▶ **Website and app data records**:
****************************************

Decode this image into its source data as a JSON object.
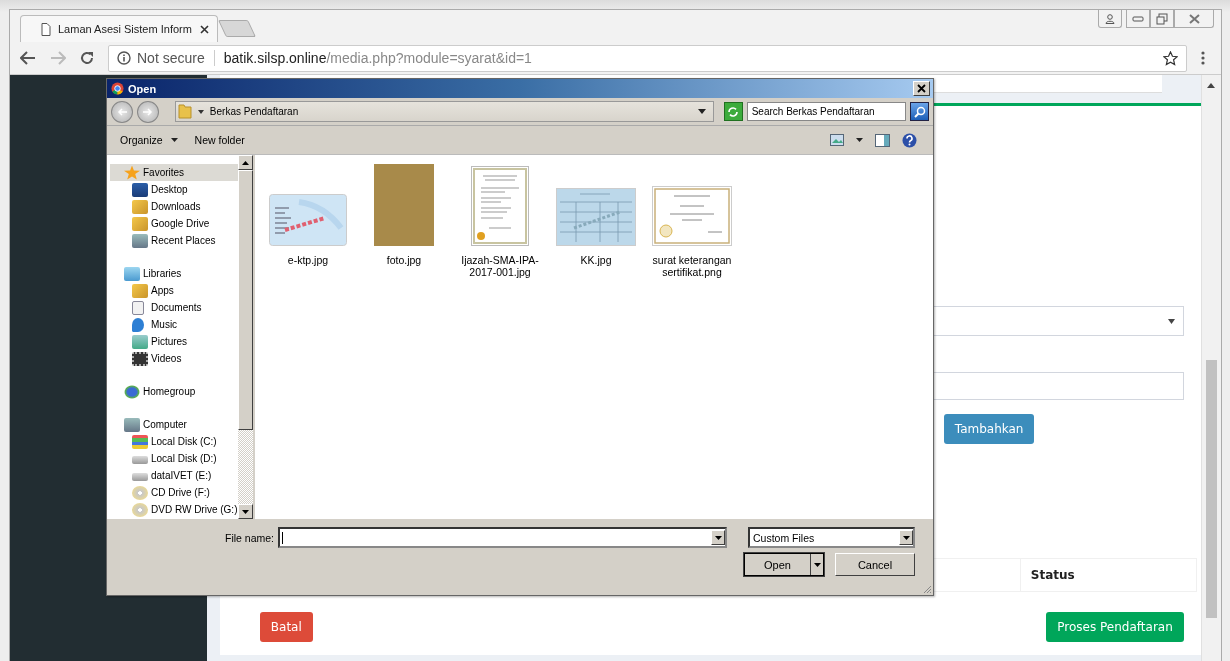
{
  "browser": {
    "tab": {
      "title": "Laman Asesi Sistem Inform"
    },
    "address": {
      "security": "Not secure",
      "host": "batik.silsp.online",
      "path": "/media.php?module=syarat&id=1"
    }
  },
  "page": {
    "buttons": {
      "add": "Tambahkan",
      "cancel": "Batal",
      "submit": "Proses Pendaftaran"
    },
    "table": {
      "columns": [
        "Status"
      ]
    }
  },
  "dialog": {
    "title": "Open",
    "location": "Berkas Pendaftaran",
    "search": {
      "placeholder": "Search Berkas Pendaftaran"
    },
    "toolbar": {
      "organize": "Organize",
      "new_folder": "New folder"
    },
    "navigation": [
      {
        "label": "Favorites",
        "selected": true,
        "children": [
          {
            "label": "Desktop",
            "selected": false
          },
          {
            "label": "Downloads",
            "selected": false
          },
          {
            "label": "Google Drive",
            "selected": false
          },
          {
            "label": "Recent Places",
            "selected": false
          }
        ]
      },
      {
        "label": "Libraries",
        "selected": false,
        "children": [
          {
            "label": "Apps",
            "selected": false
          },
          {
            "label": "Documents",
            "selected": false
          },
          {
            "label": "Music",
            "selected": false
          },
          {
            "label": "Pictures",
            "selected": false
          },
          {
            "label": "Videos",
            "selected": false
          }
        ]
      },
      {
        "label": "Homegroup",
        "selected": false
      },
      {
        "label": "Computer",
        "selected": false,
        "children": [
          {
            "label": "Local Disk (C:)",
            "selected": false
          },
          {
            "label": "Local Disk (D:)",
            "selected": false
          },
          {
            "label": "dataIVET (E:)",
            "selected": false
          },
          {
            "label": "CD Drive (F:)",
            "selected": false
          },
          {
            "label": "DVD RW Drive (G:)",
            "selected": false
          }
        ]
      }
    ],
    "files": [
      {
        "name": "e-ktp.jpg",
        "kind": "card"
      },
      {
        "name": "foto.jpg",
        "kind": "photo"
      },
      {
        "name": "Ijazah-SMA-IPA-2017-001.jpg",
        "kind": "document"
      },
      {
        "name": "KK.jpg",
        "kind": "form"
      },
      {
        "name": "surat keterangan sertifikat.png",
        "kind": "certificate"
      }
    ],
    "file_name_label": "File name:",
    "file_type": "Custom Files",
    "buttons": {
      "open": "Open",
      "cancel": "Cancel"
    }
  }
}
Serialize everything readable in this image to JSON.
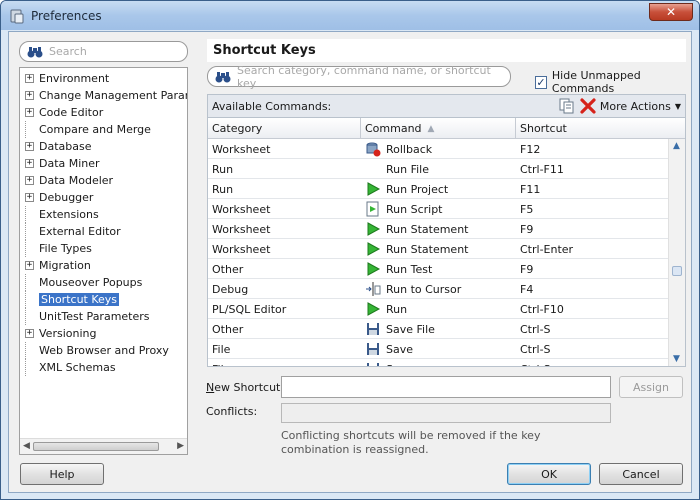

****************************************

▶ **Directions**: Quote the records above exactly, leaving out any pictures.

▶ **Final answer**:
Decode this image into its source data as a JSON object.
{
  "browser": {
    "tab": {
      "title": "Laman Asesi Sistem Inform"
    },
    "address": {
      "security": "Not secure",
      "host": "batik.silsp.online",
      "path": "/media.php?module=syarat&id=1"
    }
  },
  "page": {
    "buttons": {
      "add": "Tambahkan",
      "cancel": "Batal",
      "submit": "Proses Pendaftaran"
    },
    "table": {
      "columns": [
        "Status"
      ]
    }
  },
  "dialog": {
    "title": "Open",
    "location": "Berkas Pendaftaran",
    "search": {
      "placeholder": "Search Berkas Pendaftaran"
    },
    "toolbar": {
      "organize": "Organize",
      "new_folder": "New folder"
    },
    "navigation": [
      {
        "label": "Favorites",
        "selected": true,
        "children": [
          {
            "label": "Desktop",
            "selected": false
          },
          {
            "label": "Downloads",
            "selected": false
          },
          {
            "label": "Google Drive",
            "selected": false
          },
          {
            "label": "Recent Places",
            "selected": false
          }
        ]
      },
      {
        "label": "Libraries",
        "selected": false,
        "children": [
          {
            "label": "Apps",
            "selected": false
          },
          {
            "label": "Documents",
            "selected": false
          },
          {
            "label": "Music",
            "selected": false
          },
          {
            "label": "Pictures",
            "selected": false
          },
          {
            "label": "Videos",
            "selected": false
          }
        ]
      },
      {
        "label": "Homegroup",
        "selected": false
      },
      {
        "label": "Computer",
        "selected": false,
        "children": [
          {
            "label": "Local Disk (C:)",
            "selected": false
          },
          {
            "label": "Local Disk (D:)",
            "selected": false
          },
          {
            "label": "dataIVET (E:)",
            "selected": false
          },
          {
            "label": "CD Drive (F:)",
            "selected": false
          },
          {
            "label": "DVD RW Drive (G:)",
            "selected": false
          }
        ]
      }
    ],
    "files": [
      {
        "name": "e-ktp.jpg",
        "kind": "card"
      },
      {
        "name": "foto.jpg",
        "kind": "photo"
      },
      {
        "name": "Ijazah-SMA-IPA-2017-001.jpg",
        "kind": "document"
      },
      {
        "name": "KK.jpg",
        "kind": "form"
      },
      {
        "name": "surat keterangan sertifikat.png",
        "kind": "certificate"
      }
    ],
    "file_name_label": "File name:",
    "file_type": "Custom Files",
    "buttons": {
      "open": "Open",
      "cancel": "Cancel"
    }
  }
}
Serialize everything readable in this image to JSON.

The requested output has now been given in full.